amounts of time with both parents over the course of a week, month or year. Not too long ago it would be unheard of for a judge to award 50/50 custody time unless both parents agreed to it. However, in the last several years more judges are open to awarding equal custody time in contested cases. Keep in mind that each judge comes to the table with his or her own biases as to what they think is appropriate for children. This is based on their own experiences as a parent, a child and even as a family law litigator. Although Missouri law tries to level the playing field for mothers and fathers, most judges in my experience will attempt to reduce the stress that the child experiences. This can be done by trying to preserve the status quo for the child as much as practicably can be done. One way is to try and keep the child in the familiar surroundings of his home, school and community. Every family situation is unique. 
When a child’s parents decide they can no longer live together, this induces trauma and stress on the 
child at some level. Everyone’s goal involved should be to minimize that trauma and stress as much as possible. If the parents have been unable to agree on a joint custody plan and are in court asking the judge (a total stranger, really) to decide matters of custody, then they have already failed at protecting their children from the trauma and stress.
Back to the question at hand. Why does it seem like the mothers get preference in custody disputes? I don’t think they get preference anymore just because they are the mother. However, in our culture and society it is more likely than not that the mother will prevail after the court applies the eight factors above. The good news for fathers is that under Missouri law, they have just as much opportunity to prove that they are the appropriate custodian as the mother does (subject to the individual bias of any given judge, of course). More good news for fathers is that it is becoming commonly accepted as fact that it is in the best interest of the child to spend equal time with both parents. A recent Time magazine article reported a study in which it was found that children who lived part time with both separated parents experienced less psychosomatic health problems than children who lived with one parent and visited the other less frequently. In other words, just because a child lives out of a suitcase, going back and forth between households, the study found that was less stressful on the child than living with one parent only.
In conclusion, kids need both a loving and caring mom and dad, and Missouri courts recognize that. If the other parent of your child doesn’t want to agree to a joint custody plan, don’t give up. Find a good family law attorney and fight for the best interests of your child.
©Jeffrey R. Kays

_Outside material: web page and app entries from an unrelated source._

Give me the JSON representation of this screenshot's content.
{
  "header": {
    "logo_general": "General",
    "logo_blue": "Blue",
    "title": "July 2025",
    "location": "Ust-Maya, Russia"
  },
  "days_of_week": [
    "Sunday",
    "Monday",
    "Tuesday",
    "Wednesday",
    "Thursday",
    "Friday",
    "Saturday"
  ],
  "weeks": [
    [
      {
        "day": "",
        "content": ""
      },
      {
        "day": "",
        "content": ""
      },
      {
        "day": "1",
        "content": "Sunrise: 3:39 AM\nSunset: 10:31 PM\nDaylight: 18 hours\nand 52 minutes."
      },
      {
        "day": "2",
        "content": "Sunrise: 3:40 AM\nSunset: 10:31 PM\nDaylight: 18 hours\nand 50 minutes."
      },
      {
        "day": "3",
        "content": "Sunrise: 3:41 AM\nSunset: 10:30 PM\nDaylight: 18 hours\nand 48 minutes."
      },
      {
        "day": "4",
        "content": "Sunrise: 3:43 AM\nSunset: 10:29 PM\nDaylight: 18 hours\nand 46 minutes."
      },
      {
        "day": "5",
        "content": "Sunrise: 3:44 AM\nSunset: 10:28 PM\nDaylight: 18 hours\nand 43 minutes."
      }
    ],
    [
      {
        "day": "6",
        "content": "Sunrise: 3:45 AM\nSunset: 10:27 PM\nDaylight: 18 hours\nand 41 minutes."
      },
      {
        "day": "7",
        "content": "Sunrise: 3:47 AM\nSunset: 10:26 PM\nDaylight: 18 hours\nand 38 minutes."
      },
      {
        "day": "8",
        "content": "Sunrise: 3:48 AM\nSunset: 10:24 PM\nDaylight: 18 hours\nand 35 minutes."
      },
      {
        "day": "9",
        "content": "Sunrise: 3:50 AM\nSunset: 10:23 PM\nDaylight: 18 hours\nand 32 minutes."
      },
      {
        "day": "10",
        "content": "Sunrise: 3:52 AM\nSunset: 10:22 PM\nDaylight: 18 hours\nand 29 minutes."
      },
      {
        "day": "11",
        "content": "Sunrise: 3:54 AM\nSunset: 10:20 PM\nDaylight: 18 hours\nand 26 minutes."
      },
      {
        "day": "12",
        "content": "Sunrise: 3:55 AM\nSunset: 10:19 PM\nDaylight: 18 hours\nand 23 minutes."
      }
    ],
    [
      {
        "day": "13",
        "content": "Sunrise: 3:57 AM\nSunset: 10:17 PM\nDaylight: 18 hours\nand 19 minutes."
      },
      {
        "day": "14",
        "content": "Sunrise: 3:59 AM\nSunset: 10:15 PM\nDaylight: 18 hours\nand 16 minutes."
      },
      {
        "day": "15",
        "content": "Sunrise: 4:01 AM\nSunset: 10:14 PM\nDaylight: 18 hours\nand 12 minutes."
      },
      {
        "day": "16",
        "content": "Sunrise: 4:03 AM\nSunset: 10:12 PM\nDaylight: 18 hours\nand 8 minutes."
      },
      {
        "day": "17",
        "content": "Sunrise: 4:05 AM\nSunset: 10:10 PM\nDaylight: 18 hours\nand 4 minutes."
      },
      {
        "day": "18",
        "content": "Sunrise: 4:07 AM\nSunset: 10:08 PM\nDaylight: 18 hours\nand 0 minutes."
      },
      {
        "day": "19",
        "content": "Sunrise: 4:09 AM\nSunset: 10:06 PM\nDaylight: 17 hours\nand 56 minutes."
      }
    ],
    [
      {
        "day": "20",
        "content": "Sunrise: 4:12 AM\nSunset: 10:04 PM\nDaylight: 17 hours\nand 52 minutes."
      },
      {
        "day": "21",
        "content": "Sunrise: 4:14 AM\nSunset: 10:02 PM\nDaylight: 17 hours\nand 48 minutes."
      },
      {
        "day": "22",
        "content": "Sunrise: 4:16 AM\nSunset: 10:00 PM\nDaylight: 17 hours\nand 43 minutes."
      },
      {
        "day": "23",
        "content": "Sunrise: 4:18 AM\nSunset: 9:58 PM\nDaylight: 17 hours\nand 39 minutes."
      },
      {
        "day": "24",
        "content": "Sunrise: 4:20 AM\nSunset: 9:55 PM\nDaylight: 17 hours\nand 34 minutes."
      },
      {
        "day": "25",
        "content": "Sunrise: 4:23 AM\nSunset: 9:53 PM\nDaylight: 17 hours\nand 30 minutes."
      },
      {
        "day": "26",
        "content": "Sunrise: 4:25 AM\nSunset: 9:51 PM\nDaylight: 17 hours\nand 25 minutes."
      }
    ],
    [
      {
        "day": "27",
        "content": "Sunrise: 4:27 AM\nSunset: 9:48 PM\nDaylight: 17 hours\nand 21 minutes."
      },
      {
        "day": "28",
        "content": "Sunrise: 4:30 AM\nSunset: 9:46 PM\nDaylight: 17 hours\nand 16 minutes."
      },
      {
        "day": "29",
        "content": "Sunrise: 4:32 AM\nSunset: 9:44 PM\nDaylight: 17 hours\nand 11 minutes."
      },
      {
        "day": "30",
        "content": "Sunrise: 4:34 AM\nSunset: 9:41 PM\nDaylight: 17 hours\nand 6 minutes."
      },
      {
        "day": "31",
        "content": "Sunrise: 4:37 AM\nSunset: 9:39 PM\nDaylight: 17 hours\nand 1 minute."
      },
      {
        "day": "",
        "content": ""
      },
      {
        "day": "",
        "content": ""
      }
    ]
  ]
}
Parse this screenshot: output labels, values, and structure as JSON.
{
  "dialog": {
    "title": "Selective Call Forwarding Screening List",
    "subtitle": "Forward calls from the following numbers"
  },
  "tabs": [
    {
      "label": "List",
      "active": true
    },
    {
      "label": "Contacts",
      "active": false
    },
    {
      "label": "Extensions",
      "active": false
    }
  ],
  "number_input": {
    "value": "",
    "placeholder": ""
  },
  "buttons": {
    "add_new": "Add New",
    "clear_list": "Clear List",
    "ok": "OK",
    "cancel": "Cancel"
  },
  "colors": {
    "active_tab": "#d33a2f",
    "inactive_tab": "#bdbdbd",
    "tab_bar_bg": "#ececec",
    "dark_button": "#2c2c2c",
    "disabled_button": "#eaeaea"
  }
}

573-657-0098
jeff@kayslaw.com
P.O. Box 284
509 East Broadway
Ashland, MO 65010

Disclaimer: Jeffrey R. Kays provides the information in this web site for informational purposes only. The information does not constitute legal advice. The use of this site does not create an attorney-client relationship. Further communication with our attorneys through the web site and e-mail may not be considered as confidential or privileged. Please contact our attorneys if you wish to discuss in more detail the contents of this web site.

Disclaimer: Jeffrey R. Kays provides the information in this web site for informational purposes only. The information does not constitute legal advice. The use of this site does not create an attorney-client relationship. Further communication with our attorneys through the web site and e-mail may not be considered as confidential or privileged. Please contact our attorneys if you wish to discuss in more detail the contents of this web site.